- How to complete this task -
Using the data that follows, state the number of lines holding the word "icon", and give no other output.

(App and web page records)
------------------------------------------------------------
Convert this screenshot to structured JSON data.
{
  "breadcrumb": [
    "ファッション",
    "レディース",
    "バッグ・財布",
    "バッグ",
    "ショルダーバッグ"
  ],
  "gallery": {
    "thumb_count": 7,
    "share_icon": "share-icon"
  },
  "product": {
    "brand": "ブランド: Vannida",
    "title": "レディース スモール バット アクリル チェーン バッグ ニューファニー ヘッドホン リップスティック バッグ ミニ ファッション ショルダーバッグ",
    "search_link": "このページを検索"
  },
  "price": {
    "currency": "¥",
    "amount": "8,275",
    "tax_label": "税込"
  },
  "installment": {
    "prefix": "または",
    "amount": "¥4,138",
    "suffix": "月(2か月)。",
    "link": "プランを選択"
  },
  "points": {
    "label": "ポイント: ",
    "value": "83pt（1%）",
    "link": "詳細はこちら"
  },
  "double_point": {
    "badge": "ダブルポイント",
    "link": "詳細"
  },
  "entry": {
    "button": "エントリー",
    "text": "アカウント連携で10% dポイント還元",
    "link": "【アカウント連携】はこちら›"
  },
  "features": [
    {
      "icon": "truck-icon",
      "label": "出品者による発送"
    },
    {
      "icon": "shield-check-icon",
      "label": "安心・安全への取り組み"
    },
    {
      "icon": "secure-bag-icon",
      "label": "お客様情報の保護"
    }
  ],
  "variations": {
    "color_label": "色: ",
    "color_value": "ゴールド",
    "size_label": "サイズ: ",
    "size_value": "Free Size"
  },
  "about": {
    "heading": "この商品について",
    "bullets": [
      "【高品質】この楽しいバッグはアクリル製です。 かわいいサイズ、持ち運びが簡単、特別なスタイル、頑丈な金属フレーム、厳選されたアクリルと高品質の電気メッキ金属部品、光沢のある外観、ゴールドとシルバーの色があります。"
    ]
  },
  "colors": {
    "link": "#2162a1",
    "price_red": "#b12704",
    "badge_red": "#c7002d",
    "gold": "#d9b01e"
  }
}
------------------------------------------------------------
- Result of this exercise -
4